Friday, April 27, 2012
Indeed, it was. As we gear up for the 12th. Annual Davefest at Sir Winston Churchill High School for June 2, I'm cutting my teeth in a new realm: that of on-stage musician. Since last year's Davefest, which I apparently didn't blog about whatsoever, I have been inspired to play. Like... in front of actual people; an audience. As the story goes, there's this fundraiser held at my old high school. It's called Davefest in memory of David Elton - a graduate of Sir Winston Churchill who died in a water rescue attempt in California in 2000. His parents started the David Elton Fund to support outdoor safety programmes. Last year, my friend Dave B. encouraged me to help them with the sound production end of Davefest. It sometimes weirds me out a bit that my friend Dave introduced me (also a Dave) to Davefest - which has nothing whatsoever to do with being a Dave. Stranger still, I've extended an invitation to my industry friend Dave D. to do the mixdown for the video they shoot every year. Tonight, however, I broke some new ground. After getting myself on the Davefest planning committee, I was invited to an open stage jam tonight which involved many of the Davefest folk and to my surprise, George C. and his wife C. whom I know through the AWA. For the past year I've not-so-secretly yearned to play at Davefest, and tonight I got my first taste of playing in front of an audience. The open jam was hosted by one of the musicians who played Davefest, N. I found out through a telephone conversation that N. also knows A. who plays in another band I mix fairly regularly. Small world! So I showed up at Varsity tonight, prepared to play. They sign 10 acts, 15 minutes each. Once the list is full, that's it. Or is it? I arrived early, only for some reason I didn't get to the list until it was practically full. Lsat spot, and there was a young girl who wanted to play and had also never played for an audience... or as I found out after the show, had played only at the previous open stage last month.
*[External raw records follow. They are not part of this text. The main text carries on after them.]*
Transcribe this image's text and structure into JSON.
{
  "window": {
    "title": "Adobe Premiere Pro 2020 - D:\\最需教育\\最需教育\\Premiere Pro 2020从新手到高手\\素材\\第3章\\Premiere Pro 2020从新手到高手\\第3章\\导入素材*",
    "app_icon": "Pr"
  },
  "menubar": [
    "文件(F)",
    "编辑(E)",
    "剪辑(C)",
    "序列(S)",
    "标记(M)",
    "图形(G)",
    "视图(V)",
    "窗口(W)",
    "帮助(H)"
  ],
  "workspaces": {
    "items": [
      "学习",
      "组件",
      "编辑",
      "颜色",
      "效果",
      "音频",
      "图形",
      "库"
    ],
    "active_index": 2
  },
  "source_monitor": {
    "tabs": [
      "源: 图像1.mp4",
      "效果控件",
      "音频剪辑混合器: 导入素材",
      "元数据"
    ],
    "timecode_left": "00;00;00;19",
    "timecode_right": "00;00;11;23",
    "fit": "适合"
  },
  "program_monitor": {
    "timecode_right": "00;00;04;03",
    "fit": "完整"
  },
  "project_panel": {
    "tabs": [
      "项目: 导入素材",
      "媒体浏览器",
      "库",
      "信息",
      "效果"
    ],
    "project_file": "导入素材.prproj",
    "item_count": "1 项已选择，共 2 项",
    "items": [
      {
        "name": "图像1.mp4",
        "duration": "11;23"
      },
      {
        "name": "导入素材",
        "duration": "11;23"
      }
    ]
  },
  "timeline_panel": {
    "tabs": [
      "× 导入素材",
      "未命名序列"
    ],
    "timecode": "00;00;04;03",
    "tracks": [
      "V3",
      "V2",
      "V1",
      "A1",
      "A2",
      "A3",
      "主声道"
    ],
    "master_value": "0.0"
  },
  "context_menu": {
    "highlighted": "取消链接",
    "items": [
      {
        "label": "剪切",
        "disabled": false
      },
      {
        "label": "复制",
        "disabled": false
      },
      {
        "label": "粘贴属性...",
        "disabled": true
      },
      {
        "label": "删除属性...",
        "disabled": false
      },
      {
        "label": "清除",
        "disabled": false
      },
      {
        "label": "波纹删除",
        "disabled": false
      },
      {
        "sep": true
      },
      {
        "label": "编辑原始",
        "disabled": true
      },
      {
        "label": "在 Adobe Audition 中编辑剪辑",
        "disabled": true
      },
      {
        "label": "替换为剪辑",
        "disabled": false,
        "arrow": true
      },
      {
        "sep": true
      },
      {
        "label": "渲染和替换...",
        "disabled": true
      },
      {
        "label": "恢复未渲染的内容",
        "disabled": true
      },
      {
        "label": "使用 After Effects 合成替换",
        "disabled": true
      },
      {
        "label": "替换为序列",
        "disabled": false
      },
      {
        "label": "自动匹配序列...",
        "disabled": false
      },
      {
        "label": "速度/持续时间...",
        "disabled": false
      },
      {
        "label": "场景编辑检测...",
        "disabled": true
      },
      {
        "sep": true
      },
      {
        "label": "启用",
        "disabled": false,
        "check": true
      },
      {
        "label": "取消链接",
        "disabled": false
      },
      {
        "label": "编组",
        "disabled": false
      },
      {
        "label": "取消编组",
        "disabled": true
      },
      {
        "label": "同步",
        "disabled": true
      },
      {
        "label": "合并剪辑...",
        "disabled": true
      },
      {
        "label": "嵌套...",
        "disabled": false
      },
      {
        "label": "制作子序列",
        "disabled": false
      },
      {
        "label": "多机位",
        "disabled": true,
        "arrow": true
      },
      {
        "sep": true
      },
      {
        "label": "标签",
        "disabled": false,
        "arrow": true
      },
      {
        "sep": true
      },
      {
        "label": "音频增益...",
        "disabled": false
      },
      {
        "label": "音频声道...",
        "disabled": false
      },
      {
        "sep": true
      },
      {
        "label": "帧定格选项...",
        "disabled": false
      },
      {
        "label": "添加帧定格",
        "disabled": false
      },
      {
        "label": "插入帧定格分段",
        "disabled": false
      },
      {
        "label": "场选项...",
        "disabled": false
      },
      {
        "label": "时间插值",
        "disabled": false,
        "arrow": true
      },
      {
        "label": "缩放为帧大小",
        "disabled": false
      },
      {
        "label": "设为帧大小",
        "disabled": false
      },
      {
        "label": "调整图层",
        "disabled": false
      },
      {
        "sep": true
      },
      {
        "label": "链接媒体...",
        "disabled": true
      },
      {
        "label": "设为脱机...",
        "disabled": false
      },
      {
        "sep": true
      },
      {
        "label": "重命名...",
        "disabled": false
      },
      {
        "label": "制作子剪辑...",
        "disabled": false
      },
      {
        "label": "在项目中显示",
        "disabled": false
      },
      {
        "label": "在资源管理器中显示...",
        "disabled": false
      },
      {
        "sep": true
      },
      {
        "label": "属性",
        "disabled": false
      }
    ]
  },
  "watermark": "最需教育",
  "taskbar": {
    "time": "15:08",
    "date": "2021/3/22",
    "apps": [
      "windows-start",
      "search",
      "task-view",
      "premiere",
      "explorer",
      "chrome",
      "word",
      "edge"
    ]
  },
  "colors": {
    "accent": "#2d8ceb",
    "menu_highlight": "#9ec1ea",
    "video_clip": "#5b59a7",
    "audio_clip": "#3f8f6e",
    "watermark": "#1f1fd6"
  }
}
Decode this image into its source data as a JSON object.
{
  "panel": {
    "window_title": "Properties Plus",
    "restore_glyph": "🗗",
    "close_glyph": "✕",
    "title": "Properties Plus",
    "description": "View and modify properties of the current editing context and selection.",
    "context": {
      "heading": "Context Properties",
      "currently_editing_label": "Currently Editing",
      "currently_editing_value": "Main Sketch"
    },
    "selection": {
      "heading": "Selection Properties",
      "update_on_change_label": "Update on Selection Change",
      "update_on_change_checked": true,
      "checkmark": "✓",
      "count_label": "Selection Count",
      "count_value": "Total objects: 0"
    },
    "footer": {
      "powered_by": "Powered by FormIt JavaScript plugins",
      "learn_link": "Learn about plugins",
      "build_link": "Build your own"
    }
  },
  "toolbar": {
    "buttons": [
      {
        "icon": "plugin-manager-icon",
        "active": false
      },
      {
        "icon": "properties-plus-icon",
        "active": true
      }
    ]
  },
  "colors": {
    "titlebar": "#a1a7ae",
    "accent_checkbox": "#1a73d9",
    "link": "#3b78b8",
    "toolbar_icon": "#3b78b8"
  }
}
I told her to take the slot and that I would play if time permitted. N. put my name on the list, then promptly asked if there was anyone willing to shorten their set to allow for 11 performers instead of 10. Two acts generously offered up their shortened sets. I was in. There's something about first-time performing that manifests a shortened memory, quickened speech and sweaty palms. The combination never yields favourable results, and tonight was no exception. There, in front of 40-some people - about half of whom I know - I proceeded to kick off my song... in the wrong key. Some very blue words passed through my mind, but I calmly stopped, made some witty remark about being a newbie, and started again. Ooopsie. Funny though - as I made my way through the song, my confidence grew. By the end of the first chorus I was back on track and the rest of the tune was a piece of cake. Applause, compliments and handshakes followed - far more than I felt I deserved, but it made the awkwardness go away. Some of the more accomplished musicians complimented me on my "save". Several even complimented my voice - something I've never really thought about, just kinda gone with since it's really the only voice I have. I think it helped that I avoided milk products today. The coffee this morning was dull, I must say! What's more, in my introduction I mentioned that I'm a sound guy by trade, not a musician. Well, the two fellows running the sound quickly flagged me down after my tune and told me they wanted my help with the sound for future open stages - just when I thought I'd found an event that I could attend in a different capacity! We chatted more over beer and pizza after the show. Now these two fellows who also play very well, want to sign up for Davefest! What a small world this has become.